== Segment start ==

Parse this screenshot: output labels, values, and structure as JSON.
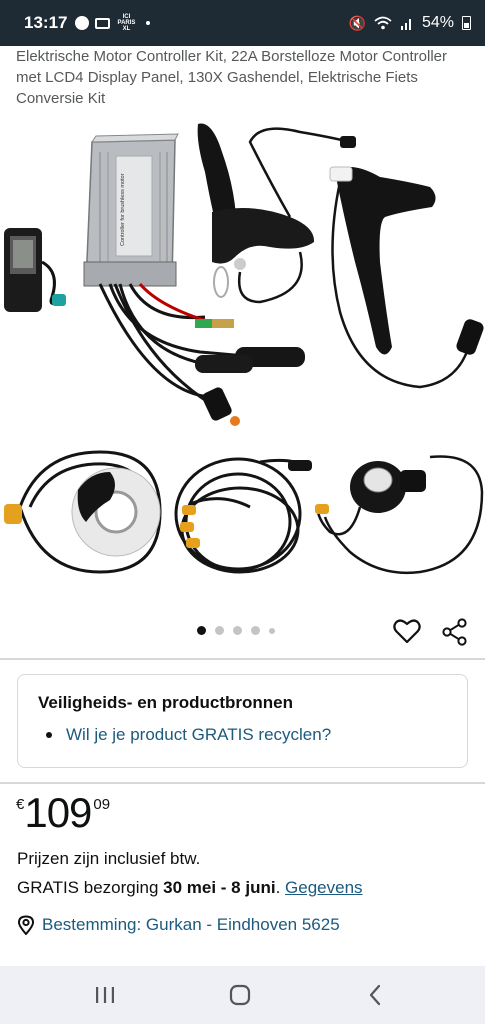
{
  "status_bar": {
    "time": "13:17",
    "brand": "ICI PARIS XL",
    "battery": "54%"
  },
  "product": {
    "title": "Elektrische Motor Controller Kit, 22A Borstelloze Motor Controller met LCD4 Display Panel, 130X Gashendel, Elektrische Fiets Conversie Kit"
  },
  "gallery": {
    "images": [
      "controller-box",
      "lcd4-display",
      "brake-lever-left",
      "brake-lever-right",
      "pas-sensor",
      "cable-harness",
      "throttle"
    ],
    "controller_label": "Controller for brushless motor",
    "page_count": 5,
    "active_index": 0
  },
  "actions": {
    "wishlist_icon": "heart-icon",
    "share_icon": "share-icon"
  },
  "safety": {
    "heading": "Veiligheids- en productbronnen",
    "link": "Wil je je product GRATIS recyclen?"
  },
  "price": {
    "currency": "€",
    "whole": "109",
    "fraction": "09"
  },
  "vat_note": "Prijzen zijn inclusief btw.",
  "delivery": {
    "prefix": "GRATIS bezorging",
    "dates": "30 mei - 8 juni",
    "details_link": "Gegevens"
  },
  "destination": "Bestemming: Gurkan - Eindhoven 5625",
  "colors": {
    "link": "#1c5a7e",
    "status_bar": "#1e2a34",
    "nav_bar": "#eef0f5"
  }
}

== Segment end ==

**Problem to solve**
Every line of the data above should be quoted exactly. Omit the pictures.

**Written solution**
Parse this screenshot: output labels, values, and structure as JSON.
{
  "status_bar": {
    "time": "13:17",
    "brand": "ICI PARIS XL",
    "battery": "54%"
  },
  "product": {
    "title": "Elektrische Motor Controller Kit, 22A Borstelloze Motor Controller met LCD4 Display Panel, 130X Gashendel, Elektrische Fiets Conversie Kit"
  },
  "gallery": {
    "images": [
      "controller-box",
      "lcd4-display",
      "brake-lever-left",
      "brake-lever-right",
      "pas-sensor",
      "cable-harness",
      "throttle"
    ],
    "controller_label": "Controller for brushless motor",
    "page_count": 5,
    "active_index": 0
  },
  "actions": {
    "wishlist_icon": "heart-icon",
    "share_icon": "share-icon"
  },
  "safety": {
    "heading": "Veiligheids- en productbronnen",
    "link": "Wil je je product GRATIS recyclen?"
  },
  "price": {
    "currency": "€",
    "whole": "109",
    "fraction": "09"
  },
  "vat_note": "Prijzen zijn inclusief btw.",
  "delivery": {
    "prefix": "GRATIS bezorging",
    "dates": "30 mei - 8 juni",
    "details_link": "Gegevens"
  },
  "destination": "Bestemming: Gurkan - Eindhoven 5625",
  "colors": {
    "link": "#1c5a7e",
    "status_bar": "#1e2a34",
    "nav_bar": "#eef0f5"
  }
}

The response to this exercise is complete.